Most of them seem to have both in abundance. Two recent events highlighted the adventure side of the ledger.
Three of our current Volunteers, Kelley Bishop, Cam Caswell and Erica French, decided to retrace the voyage down the Niger River of Mungo Park, the 19th Century explorer who discovered and mapped its course. For their vacation, they took a bus from Niamey to Gao, in Mali, from where they rented a bush taxi to take them to Timbuktu. After a couple of days in Timbuktu, they purchased a typical wooden pirogue and spent the next 18 days floating down the river from Timbuktu to Niamey.
Rita Herkel and Chantel Brennan, at the conclusion of their service with Peace Corps/Niger (which both had extended for several months beyond the required two years), joined a group of Wodabe people to live in the Sahara as nomads for three months. This too was an amazing adventure for two young American women. While I couldnt permit a serving Volunteer to do this sort of thing (I have to always know where they are, at least when theyre in Niger, and be able to contact them in the event of an emergency), I admire Rita and Chantel for doing it. During their time as Volunteers, they had developed the language and cross-cultural skills to do it successfully and with relatively low risk.

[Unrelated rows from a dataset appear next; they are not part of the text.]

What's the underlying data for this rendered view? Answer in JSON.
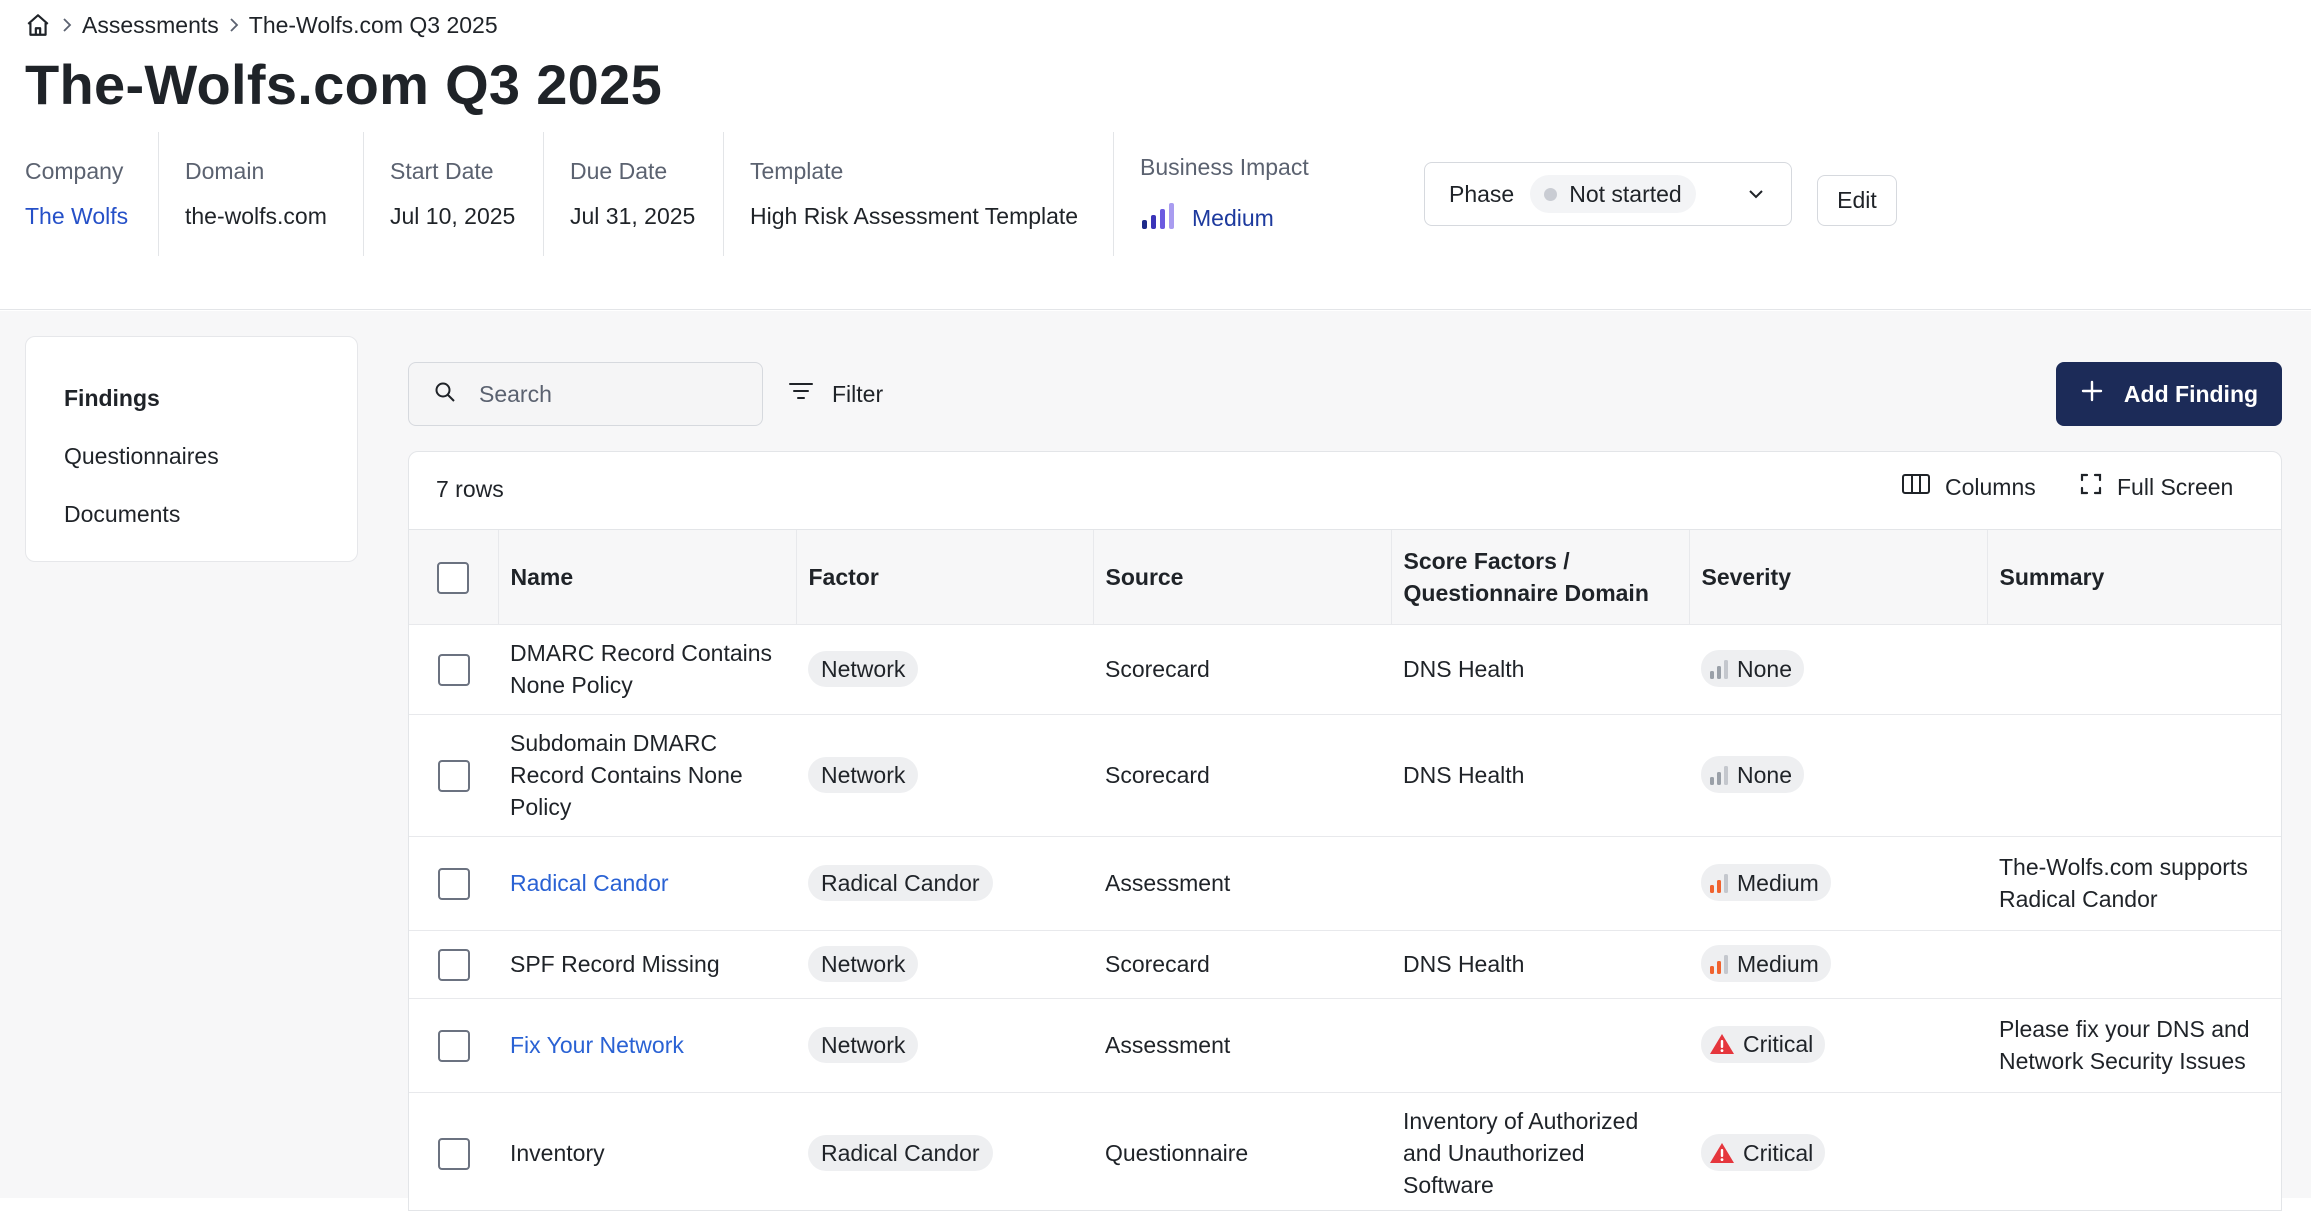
{
  "breadcrumb": {
    "items": [
      "Assessments",
      "The-Wolfs.com Q3 2025"
    ]
  },
  "page": {
    "title": "The-Wolfs.com Q3 2025"
  },
  "meta": {
    "company_label": "Company",
    "company_value": "The Wolfs",
    "domain_label": "Domain",
    "domain_value": "the-wolfs.com",
    "start_label": "Start Date",
    "start_value": "Jul 10, 2025",
    "due_label": "Due Date",
    "due_value": "Jul 31, 2025",
    "template_label": "Template",
    "template_value": "High Risk Assessment Template",
    "impact_label": "Business Impact",
    "impact_value": "Medium"
  },
  "phase": {
    "label": "Phase",
    "value": "Not started"
  },
  "edit_label": "Edit",
  "sidebar": {
    "items": [
      {
        "label": "Findings",
        "active": true
      },
      {
        "label": "Questionnaires",
        "active": false
      },
      {
        "label": "Documents",
        "active": false
      }
    ]
  },
  "toolbar": {
    "search_placeholder": "Search",
    "filter_label": "Filter",
    "add_label": "Add Finding",
    "row_count": "7 rows",
    "columns_label": "Columns",
    "fullscreen_label": "Full Screen"
  },
  "table": {
    "headers": [
      "Name",
      "Factor",
      "Source",
      "Score Factors / Questionnaire Domain",
      "Severity",
      "Summary"
    ],
    "rows": [
      {
        "name": "DMARC Record Contains None Policy",
        "link": false,
        "factor": "Network",
        "source": "Scorecard",
        "domain": "DNS Health",
        "severity": "None",
        "summary": ""
      },
      {
        "name": "Subdomain DMARC Record Contains None Policy",
        "link": false,
        "factor": "Network",
        "source": "Scorecard",
        "domain": "DNS Health",
        "severity": "None",
        "summary": ""
      },
      {
        "name": "Radical Candor",
        "link": true,
        "factor": "Radical Candor",
        "source": "Assessment",
        "domain": "",
        "severity": "Medium",
        "summary": "The-Wolfs.com supports Radical Candor"
      },
      {
        "name": "SPF Record Missing",
        "link": false,
        "factor": "Network",
        "source": "Scorecard",
        "domain": "DNS Health",
        "severity": "Medium",
        "summary": ""
      },
      {
        "name": "Fix Your Network",
        "link": true,
        "factor": "Network",
        "source": "Assessment",
        "domain": "",
        "severity": "Critical",
        "summary": "Please fix your DNS and Network Security Issues"
      },
      {
        "name": "Inventory",
        "link": false,
        "factor": "Radical Candor",
        "source": "Questionnaire",
        "domain": "Inventory of Authorized and Unauthorized Software",
        "severity": "Critical",
        "summary": ""
      }
    ]
  },
  "colors": {
    "brand_navy": "#1c2b58",
    "link_blue": "#2a62d4",
    "impact_purple": "#5b3fd6",
    "severity_medium": "#f0622e",
    "severity_critical": "#e5363d"
  },
  "icons": [
    "home-icon",
    "chevron-right-icon",
    "chevron-down-icon",
    "search-icon",
    "filter-icon",
    "plus-icon",
    "columns-icon",
    "fullscreen-icon",
    "signal-bars-icon",
    "warning-icon"
  ]
}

These young Americans are surely among our countrys best, and Im proud of them. They are risk-takers by nature otherwise they wouldnt join the Peace Corps. After mastering the challenges of living in a village in Niger, Im confident that they can handle just about any challenge that the future may bring them.Brendans Health Hut
Brendan St. Amant managed to bring a health hut to his village.
In Niger, the health system is rudimentary at best. There are hospitals, staffed by doctors, in a dozen of the largest towns; and clinics, staffed by nurses, in some of the larger regional villages. Most people, however, have little if any access to health care. Niger has fewer than 250 doctors (about the same number you would expect to find in an American city of 100,000 people) to serve a population of 12 million; and annual per capita expenditure for health care is about $10 (compared to $5440 in the US).
The people of Brendans village, located 17 kilometers from the nearest rural clinic, wanted one of these health huts, and Brendan made sure that they got it. He went with village leaders to approach government officials (access is much easier if you have a foreigner along), worked with the building contractor during construction, arranged training for a young man from the village to become the health worker, and persuaded Catholic Relief Services to provide the initial stock of medicine and supplies when the government proved unable to do so. In short, he was the driving force behind the project. Tuy-Cam and I visited Brendan and his health hut in December, and he told us about some of the many obstacles he had to overcome and the frustrations he experienced. Such a facility might not be a very difficult project in America, but in rural Niger it is a monumental accomplishment.
Activities like this, multiplied by an average of 100 Volunteers and extended over the 42 years that Peace Corps has been active in Niger, have surely had a positive impact on how Americans and America are perceived by the people of this country.
While the typical Peace Corps Volunteer in Niger is a recent college graduate, age 22-25, we have a few who are older, including three who are over 50.One of these senior Volunteers is Helen Becky Ramos, who came here with her husband Rick just over a year ago.
Peace Corps recently decided to expand its recruitment efforts among community college students, and as a community college graduate, Becky was asked to write something about her experience to be used in the campaign. Here is what she wrote: